*** Opening of EXERCISE INPUT ***
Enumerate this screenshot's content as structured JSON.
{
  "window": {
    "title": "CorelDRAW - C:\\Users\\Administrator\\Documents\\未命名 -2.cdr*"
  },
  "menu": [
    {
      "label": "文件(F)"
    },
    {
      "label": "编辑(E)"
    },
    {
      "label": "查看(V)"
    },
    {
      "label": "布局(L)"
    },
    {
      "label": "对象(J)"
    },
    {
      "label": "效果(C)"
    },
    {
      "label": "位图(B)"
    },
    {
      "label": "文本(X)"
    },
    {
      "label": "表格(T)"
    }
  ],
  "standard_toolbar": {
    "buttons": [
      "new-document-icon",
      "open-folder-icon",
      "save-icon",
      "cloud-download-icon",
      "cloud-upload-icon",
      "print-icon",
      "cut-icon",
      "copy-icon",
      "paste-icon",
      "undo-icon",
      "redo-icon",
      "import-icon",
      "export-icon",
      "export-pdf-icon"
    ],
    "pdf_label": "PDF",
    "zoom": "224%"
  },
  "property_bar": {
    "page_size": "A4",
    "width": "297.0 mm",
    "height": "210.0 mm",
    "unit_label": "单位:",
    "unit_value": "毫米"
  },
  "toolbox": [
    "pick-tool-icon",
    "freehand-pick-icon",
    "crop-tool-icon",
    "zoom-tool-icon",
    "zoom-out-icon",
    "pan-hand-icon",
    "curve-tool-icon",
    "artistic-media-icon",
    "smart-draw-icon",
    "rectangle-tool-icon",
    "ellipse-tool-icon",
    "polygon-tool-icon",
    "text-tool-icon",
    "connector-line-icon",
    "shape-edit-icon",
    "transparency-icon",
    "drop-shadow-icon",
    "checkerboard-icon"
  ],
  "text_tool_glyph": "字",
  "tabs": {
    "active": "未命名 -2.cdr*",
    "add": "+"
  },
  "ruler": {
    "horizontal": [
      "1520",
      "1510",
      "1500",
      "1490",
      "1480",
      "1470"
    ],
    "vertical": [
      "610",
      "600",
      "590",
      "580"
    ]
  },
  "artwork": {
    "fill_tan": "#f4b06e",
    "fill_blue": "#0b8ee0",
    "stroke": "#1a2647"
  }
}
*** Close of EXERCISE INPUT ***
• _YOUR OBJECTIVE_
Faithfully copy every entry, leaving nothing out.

• _EXERCISE SOLUTION_
Enumerate this screenshot's content as structured JSON.
{
  "window": {
    "title": "CorelDRAW - C:\\Users\\Administrator\\Documents\\未命名 -2.cdr*"
  },
  "menu": [
    {
      "label": "文件(F)"
    },
    {
      "label": "编辑(E)"
    },
    {
      "label": "查看(V)"
    },
    {
      "label": "布局(L)"
    },
    {
      "label": "对象(J)"
    },
    {
      "label": "效果(C)"
    },
    {
      "label": "位图(B)"
    },
    {
      "label": "文本(X)"
    },
    {
      "label": "表格(T)"
    }
  ],
  "standard_toolbar": {
    "buttons": [
      "new-document-icon",
      "open-folder-icon",
      "save-icon",
      "cloud-download-icon",
      "cloud-upload-icon",
      "print-icon",
      "cut-icon",
      "copy-icon",
      "paste-icon",
      "undo-icon",
      "redo-icon",
      "import-icon",
      "export-icon",
      "export-pdf-icon"
    ],
    "pdf_label": "PDF",
    "zoom": "224%"
  },
  "property_bar": {
    "page_size": "A4",
    "width": "297.0 mm",
    "height": "210.0 mm",
    "unit_label": "单位:",
    "unit_value": "毫米"
  },
  "toolbox": [
    "pick-tool-icon",
    "freehand-pick-icon",
    "crop-tool-icon",
    "zoom-tool-icon",
    "zoom-out-icon",
    "pan-hand-icon",
    "curve-tool-icon",
    "artistic-media-icon",
    "smart-draw-icon",
    "rectangle-tool-icon",
    "ellipse-tool-icon",
    "polygon-tool-icon",
    "text-tool-icon",
    "connector-line-icon",
    "shape-edit-icon",
    "transparency-icon",
    "drop-shadow-icon",
    "checkerboard-icon"
  ],
  "text_tool_glyph": "字",
  "tabs": {
    "active": "未命名 -2.cdr*",
    "add": "+"
  },
  "ruler": {
    "horizontal": [
      "1520",
      "1510",
      "1500",
      "1490",
      "1480",
      "1470"
    ],
    "vertical": [
      "610",
      "600",
      "590",
      "580"
    ]
  },
  "artwork": {
    "fill_tan": "#f4b06e",
    "fill_blue": "#0b8ee0",
    "stroke": "#1a2647"
  }
}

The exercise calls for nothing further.